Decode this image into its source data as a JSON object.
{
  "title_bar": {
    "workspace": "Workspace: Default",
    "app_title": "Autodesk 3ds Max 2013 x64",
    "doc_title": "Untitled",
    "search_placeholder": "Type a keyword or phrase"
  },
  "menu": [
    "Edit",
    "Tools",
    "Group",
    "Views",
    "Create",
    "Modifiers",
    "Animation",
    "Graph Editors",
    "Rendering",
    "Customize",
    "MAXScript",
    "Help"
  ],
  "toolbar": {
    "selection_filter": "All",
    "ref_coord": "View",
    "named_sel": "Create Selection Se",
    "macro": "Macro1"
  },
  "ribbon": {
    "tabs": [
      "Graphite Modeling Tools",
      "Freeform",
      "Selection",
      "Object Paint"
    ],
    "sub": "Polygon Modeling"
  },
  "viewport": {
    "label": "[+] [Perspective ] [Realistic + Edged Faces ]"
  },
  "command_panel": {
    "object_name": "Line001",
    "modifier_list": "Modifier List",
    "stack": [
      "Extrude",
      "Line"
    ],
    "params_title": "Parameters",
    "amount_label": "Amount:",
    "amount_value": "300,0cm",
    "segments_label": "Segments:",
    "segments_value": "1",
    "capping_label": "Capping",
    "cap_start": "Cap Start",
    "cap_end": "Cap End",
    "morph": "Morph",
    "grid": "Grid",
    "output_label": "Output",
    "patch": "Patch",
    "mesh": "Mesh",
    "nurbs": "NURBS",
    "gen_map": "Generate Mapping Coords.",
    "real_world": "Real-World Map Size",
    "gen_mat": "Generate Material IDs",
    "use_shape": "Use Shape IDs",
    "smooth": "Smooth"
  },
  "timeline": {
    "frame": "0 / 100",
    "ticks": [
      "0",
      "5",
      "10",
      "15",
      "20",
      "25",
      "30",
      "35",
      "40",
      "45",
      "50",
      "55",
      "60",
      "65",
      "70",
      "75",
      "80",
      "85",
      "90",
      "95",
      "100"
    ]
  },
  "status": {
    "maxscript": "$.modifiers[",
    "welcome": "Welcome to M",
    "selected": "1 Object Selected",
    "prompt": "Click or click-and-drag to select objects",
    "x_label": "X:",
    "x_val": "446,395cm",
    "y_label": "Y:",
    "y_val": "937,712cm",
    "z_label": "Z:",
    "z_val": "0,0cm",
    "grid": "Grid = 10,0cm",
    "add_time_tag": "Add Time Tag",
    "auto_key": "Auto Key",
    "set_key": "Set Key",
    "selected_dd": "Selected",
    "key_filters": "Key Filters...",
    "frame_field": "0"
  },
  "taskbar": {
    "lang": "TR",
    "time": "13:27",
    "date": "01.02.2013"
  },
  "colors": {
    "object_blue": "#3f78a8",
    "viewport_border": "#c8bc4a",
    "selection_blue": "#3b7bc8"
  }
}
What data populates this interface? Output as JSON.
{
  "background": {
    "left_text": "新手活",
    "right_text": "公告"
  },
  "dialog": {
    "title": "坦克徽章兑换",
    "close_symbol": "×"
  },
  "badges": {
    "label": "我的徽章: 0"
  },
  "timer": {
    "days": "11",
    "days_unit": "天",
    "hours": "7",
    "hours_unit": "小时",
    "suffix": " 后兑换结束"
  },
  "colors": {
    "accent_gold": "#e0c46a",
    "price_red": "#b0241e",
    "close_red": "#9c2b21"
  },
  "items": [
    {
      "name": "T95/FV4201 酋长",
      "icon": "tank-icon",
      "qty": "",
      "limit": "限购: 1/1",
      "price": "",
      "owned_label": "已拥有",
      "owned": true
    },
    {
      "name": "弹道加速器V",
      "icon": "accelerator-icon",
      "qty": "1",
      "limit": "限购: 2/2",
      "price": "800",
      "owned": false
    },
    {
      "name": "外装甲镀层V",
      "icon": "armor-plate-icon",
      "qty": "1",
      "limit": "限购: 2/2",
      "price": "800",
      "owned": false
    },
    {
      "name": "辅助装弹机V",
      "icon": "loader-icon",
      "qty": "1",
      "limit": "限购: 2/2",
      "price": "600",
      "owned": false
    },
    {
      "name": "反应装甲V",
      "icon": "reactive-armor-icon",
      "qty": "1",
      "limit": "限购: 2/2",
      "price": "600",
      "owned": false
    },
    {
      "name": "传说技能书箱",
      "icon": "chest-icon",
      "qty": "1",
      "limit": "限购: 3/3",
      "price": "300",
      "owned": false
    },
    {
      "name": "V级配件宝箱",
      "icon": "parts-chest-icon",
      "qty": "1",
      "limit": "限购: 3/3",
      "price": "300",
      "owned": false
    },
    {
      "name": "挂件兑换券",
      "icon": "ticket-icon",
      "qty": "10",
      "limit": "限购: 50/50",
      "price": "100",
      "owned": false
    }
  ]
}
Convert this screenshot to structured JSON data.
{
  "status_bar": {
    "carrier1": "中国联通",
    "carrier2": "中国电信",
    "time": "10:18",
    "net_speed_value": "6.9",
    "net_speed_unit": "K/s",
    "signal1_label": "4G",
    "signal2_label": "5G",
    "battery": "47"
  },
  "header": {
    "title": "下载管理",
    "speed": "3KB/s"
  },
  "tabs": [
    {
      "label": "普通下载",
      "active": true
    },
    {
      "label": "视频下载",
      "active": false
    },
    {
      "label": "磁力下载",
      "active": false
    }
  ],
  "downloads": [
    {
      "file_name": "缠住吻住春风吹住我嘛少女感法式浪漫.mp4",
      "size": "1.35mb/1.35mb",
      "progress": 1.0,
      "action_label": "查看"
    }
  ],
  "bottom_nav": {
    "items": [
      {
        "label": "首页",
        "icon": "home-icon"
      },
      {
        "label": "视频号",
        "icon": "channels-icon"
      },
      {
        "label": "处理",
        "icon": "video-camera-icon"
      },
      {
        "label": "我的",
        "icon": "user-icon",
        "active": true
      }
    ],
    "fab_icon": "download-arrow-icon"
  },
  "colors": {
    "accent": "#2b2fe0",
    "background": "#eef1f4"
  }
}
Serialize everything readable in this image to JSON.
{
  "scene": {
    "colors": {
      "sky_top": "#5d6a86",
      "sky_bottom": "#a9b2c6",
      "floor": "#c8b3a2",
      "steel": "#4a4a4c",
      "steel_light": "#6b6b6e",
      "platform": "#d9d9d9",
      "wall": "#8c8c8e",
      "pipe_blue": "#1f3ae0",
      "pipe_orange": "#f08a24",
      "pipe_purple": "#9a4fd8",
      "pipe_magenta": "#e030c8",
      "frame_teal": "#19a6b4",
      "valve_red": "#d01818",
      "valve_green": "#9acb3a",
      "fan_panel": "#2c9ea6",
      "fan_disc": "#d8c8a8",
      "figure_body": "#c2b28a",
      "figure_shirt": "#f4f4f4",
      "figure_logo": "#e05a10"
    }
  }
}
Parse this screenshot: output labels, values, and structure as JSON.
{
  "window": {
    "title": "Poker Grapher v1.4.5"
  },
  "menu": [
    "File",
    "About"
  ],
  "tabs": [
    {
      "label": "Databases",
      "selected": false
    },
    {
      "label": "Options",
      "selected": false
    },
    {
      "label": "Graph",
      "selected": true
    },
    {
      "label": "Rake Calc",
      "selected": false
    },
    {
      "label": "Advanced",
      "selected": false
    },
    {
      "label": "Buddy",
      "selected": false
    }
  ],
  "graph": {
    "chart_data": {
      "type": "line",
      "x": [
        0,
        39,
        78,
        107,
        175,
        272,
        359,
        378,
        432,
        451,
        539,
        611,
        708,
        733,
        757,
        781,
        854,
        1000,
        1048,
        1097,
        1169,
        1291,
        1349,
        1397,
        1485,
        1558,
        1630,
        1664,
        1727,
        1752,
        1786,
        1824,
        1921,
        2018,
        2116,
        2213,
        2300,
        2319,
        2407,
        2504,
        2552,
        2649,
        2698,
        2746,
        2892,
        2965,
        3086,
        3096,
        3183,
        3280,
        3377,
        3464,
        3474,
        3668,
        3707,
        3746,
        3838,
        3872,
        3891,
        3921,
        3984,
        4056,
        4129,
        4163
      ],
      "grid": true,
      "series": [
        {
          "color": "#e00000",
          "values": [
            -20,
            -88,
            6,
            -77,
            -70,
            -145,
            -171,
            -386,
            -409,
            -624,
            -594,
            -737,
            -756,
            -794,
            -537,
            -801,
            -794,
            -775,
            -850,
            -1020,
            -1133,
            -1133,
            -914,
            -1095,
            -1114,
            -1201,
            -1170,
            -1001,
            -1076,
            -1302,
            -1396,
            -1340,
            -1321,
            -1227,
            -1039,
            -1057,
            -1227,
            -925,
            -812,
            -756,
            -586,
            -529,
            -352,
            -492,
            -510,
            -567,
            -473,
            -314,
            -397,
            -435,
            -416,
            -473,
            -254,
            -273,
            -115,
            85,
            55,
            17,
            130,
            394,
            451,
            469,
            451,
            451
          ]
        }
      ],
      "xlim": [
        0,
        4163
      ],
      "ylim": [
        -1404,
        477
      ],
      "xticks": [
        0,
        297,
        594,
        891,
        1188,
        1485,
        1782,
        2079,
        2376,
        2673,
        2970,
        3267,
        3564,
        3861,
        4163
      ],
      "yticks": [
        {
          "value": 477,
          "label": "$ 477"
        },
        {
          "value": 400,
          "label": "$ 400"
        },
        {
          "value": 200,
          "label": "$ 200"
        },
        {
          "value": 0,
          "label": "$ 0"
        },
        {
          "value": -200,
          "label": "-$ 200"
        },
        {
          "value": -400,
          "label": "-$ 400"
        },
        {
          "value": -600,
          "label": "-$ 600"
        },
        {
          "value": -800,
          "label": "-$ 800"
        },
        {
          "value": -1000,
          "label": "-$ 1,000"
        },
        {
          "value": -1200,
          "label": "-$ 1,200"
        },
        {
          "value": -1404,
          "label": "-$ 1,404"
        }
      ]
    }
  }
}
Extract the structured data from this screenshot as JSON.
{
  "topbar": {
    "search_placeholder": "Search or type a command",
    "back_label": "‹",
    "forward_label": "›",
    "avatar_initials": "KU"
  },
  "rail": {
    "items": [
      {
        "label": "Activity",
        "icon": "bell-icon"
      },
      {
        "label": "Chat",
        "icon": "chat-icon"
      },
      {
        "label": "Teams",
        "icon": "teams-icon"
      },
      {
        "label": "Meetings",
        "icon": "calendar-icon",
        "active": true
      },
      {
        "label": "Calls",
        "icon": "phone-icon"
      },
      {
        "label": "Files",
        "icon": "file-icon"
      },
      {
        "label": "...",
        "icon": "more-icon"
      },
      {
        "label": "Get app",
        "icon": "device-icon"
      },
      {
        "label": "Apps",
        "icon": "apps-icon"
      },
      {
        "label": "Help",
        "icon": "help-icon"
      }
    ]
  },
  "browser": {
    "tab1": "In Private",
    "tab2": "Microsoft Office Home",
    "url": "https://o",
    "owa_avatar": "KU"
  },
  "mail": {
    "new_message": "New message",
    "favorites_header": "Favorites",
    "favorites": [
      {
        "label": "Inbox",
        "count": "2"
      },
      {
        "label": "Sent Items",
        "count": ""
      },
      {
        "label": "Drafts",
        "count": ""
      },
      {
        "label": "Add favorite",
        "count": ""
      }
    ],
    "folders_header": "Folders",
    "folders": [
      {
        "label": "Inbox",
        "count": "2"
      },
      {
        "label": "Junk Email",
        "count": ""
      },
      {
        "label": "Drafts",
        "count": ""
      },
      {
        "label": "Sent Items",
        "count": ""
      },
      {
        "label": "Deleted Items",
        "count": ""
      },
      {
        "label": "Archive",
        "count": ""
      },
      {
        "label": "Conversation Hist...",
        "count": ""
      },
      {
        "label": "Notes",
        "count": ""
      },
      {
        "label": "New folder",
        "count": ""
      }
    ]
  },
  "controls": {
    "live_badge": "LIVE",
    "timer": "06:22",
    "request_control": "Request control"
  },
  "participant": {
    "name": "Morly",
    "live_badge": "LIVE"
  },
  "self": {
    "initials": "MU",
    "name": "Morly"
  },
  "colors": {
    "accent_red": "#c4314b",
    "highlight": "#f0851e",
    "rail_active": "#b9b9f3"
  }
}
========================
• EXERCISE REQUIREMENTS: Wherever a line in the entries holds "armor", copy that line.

• WRITTEN ANSWER:
      "icon": "armor-plate-icon",
      "icon": "reactive-armor-icon",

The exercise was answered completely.